I teach law school. During the pandemic, our students were given the option of attending in-person or virtually. A small cadre attended class regularly, but the vast majority opted for the virtual “pajama” version. I taught virtually the same materials in virtually the same way as I had in the past, with perhaps slightly more supplementary explanatory materials. When I sat down to grade the final exams, I was mortified by the level of comprehension. It was as though I frankly had failed to impart the material.
Law students are pursuing post-graduate education in a highly competitive field, and paying a huge tuition for the opportunity to do so. If anyone should have the incentive to fight through the virtual disadvantage, it should have been them.

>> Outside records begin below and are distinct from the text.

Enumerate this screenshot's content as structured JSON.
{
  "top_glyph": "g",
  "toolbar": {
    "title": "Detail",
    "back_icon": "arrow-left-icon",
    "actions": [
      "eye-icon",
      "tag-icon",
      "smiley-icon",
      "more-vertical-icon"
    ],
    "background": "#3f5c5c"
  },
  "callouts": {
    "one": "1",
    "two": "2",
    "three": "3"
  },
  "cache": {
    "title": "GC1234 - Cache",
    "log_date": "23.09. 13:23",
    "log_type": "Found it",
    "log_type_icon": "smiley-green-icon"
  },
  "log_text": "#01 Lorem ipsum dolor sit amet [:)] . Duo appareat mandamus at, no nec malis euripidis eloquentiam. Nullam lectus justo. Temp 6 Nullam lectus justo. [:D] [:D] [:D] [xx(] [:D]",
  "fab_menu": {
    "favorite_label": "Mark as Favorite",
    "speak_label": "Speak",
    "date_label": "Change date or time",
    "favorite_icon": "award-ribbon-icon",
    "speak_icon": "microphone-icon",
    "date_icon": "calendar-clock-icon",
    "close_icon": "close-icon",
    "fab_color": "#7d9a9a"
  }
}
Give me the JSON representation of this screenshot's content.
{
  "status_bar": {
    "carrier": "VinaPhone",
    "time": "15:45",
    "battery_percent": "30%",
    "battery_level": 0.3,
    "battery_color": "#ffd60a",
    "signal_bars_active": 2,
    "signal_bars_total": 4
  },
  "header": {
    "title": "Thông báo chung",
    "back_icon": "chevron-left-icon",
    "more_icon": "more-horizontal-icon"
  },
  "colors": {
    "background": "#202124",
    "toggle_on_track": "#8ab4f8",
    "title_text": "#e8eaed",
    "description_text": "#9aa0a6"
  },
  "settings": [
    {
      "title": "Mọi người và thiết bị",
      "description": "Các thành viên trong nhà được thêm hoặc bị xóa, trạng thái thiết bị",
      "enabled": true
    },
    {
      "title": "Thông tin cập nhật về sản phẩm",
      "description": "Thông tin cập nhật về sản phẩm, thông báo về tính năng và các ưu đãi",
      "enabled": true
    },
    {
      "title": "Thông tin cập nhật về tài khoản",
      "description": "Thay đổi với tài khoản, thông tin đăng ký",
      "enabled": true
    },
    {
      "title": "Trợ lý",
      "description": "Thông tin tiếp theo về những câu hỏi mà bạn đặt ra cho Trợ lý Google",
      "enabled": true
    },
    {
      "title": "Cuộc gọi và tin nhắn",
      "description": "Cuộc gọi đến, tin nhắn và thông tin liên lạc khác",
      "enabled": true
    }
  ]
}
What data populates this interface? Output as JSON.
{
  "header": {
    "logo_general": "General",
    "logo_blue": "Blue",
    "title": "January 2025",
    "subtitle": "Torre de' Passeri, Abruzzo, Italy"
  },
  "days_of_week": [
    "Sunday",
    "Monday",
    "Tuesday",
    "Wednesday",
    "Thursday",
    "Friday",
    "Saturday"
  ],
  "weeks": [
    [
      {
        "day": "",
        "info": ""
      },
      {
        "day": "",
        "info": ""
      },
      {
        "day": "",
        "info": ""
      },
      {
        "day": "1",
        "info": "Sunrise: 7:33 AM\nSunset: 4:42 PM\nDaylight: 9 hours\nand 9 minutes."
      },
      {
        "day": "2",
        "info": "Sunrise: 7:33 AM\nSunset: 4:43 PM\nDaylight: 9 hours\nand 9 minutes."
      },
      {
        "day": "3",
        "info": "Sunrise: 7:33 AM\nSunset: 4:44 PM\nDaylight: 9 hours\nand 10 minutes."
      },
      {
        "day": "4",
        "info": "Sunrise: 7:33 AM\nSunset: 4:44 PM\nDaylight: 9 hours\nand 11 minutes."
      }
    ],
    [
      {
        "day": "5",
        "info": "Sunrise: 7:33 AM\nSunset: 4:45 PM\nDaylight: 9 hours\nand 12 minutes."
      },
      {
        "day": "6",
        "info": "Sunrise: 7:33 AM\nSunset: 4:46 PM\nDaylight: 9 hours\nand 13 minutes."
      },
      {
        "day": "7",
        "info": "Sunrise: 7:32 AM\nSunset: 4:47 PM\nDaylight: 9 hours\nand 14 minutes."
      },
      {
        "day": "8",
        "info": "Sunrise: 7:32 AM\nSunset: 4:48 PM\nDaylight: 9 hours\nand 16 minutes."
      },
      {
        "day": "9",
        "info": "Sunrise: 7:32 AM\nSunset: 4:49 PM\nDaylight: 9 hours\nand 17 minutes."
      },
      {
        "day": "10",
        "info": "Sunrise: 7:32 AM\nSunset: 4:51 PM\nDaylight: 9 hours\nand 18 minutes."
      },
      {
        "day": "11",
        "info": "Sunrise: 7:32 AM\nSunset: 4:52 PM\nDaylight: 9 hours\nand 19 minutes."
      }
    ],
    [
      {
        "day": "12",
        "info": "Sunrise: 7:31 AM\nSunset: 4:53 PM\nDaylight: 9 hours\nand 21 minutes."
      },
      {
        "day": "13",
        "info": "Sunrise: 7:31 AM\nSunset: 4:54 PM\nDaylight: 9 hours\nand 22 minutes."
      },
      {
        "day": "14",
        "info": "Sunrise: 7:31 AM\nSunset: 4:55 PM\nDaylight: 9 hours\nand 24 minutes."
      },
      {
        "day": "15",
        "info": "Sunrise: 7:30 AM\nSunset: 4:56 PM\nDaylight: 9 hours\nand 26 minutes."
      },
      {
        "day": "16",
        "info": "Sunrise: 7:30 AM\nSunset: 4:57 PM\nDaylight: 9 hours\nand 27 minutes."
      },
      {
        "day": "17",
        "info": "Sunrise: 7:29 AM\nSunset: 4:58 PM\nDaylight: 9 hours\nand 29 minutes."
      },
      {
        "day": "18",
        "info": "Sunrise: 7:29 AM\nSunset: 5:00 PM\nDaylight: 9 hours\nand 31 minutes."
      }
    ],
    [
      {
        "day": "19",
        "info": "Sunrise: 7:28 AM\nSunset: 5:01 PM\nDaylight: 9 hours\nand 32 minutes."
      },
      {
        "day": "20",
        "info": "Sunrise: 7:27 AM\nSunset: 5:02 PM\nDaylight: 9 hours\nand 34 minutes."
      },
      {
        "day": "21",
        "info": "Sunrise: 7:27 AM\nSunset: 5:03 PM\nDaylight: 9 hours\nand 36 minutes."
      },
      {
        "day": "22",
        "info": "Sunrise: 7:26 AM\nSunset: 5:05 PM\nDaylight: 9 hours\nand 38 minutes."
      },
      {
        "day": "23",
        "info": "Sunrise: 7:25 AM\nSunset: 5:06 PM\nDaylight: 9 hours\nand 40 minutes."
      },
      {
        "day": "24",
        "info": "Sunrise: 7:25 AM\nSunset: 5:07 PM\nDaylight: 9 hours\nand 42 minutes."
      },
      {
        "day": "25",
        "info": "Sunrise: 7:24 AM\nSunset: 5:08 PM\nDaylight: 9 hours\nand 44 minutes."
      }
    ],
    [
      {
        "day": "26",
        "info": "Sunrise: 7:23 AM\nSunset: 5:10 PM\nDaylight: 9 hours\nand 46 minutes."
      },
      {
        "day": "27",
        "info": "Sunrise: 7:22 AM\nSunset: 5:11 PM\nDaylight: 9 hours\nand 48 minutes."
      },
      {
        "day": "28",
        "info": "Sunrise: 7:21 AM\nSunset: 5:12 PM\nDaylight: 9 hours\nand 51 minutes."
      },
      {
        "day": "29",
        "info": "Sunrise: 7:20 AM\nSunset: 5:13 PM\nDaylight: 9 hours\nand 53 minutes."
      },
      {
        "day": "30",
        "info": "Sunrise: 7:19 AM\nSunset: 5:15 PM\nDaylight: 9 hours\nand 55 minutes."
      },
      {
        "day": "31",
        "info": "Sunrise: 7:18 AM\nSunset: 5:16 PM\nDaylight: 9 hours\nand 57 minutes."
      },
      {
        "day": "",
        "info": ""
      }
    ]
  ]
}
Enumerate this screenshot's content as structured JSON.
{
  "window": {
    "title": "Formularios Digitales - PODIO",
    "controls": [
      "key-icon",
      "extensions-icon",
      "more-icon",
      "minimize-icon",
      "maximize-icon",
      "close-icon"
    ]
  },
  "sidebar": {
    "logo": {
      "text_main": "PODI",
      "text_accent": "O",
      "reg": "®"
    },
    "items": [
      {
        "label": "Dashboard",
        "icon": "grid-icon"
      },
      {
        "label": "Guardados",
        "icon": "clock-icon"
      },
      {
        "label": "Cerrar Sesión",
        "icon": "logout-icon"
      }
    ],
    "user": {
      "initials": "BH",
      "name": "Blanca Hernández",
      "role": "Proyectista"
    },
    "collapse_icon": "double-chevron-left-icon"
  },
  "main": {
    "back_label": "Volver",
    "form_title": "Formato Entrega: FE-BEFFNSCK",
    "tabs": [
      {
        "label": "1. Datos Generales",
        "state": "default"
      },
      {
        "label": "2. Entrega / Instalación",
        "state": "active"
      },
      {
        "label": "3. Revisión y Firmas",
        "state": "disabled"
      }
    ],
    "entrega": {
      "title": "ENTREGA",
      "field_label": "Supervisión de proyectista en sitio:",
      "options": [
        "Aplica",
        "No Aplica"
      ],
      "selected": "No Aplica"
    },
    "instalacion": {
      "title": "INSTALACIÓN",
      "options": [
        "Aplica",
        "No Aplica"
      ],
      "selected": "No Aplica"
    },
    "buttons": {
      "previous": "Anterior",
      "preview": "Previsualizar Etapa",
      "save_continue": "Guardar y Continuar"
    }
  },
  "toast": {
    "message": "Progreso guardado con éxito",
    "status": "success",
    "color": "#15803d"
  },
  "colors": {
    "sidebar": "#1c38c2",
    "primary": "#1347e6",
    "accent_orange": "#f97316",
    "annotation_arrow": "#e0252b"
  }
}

Yet, without the discipline of the classroom, most of the students were far to casual in their reading, attention to the lectures, and development of a working knowledge of the subject matter. My conclusion: classrooms matter.
This is a conclusion that should have mattered to more people but somehow didn’t. Another response:
The one place we could have all focused our collective energy on safety would have been schools. Many schools successfully stayed open in other states and countries. Meanwhile the people who work in supermarkets and all the other places delivered their essential services to you and they and their their children suffered societal abandonment, the results of which will linger a long time. A collective trust and mutual responsibility was broken.
A teacher from NY on the threat to teachers:
It’s time to put away the specter of mass teacher deaths that justified so many of us sitting home for the past year. It didn’t happen anywhere in the world, and never was going to happen in NYC, in schools with basic masking and distancing.
That was unscientific fear mongering by the union, and everyone fell for it.
And a teacher from Chicago:
As a teacher in Chicago, I struggled with online teaching in the fall; after adjusting to new tech and new ways of teaching, I found it very convenient — no commuting, no classroom discipline, no dragging papers home. But throughout, it has been overwhelmingly negative for most students. I felt guilt for reasons precisely described in this op-ed. Why were my students’ parents essential enough to be exposed, but I am too important to get covid or laid off? And, yes, teachers play an important role in childcare– deal with it peers! I still am dumbfounded as to how my district and union did not even attempt innovative solutions.
Finally, a response from an obviously upset parent makes a partisan point:
This. One thousand times this. Democrats and blue states have made a terrible mistake. I am a parent and I am horrified what they did to our children, I am leaving the Democratic Party. I spent the last 15 months in utter disbelief. Other countries did not do this! Other states did not do this. They did.not.do.this.
Parents are a quieter voting bloc as a whole, we are too disparate and too busy. We don’t advocate or protest en masse. But we do vote. Dems will lose the House and Senate over this in 2022, no doubt. Anyone thinking otherwise is not paying attention to the quiet but incredible anger boiling in most parents in blue states.
I think there’s some truth to the idea that this could really hurt Democrats if Republicans are smart enough to talk about it. That will also depend on whether or not the same unions who fought to keep teachers home will now fight to ignore the impact of that decision. There is already a move in New York not to test kids lest parents learn the full extent of the pandemic learning loss created by remote learning.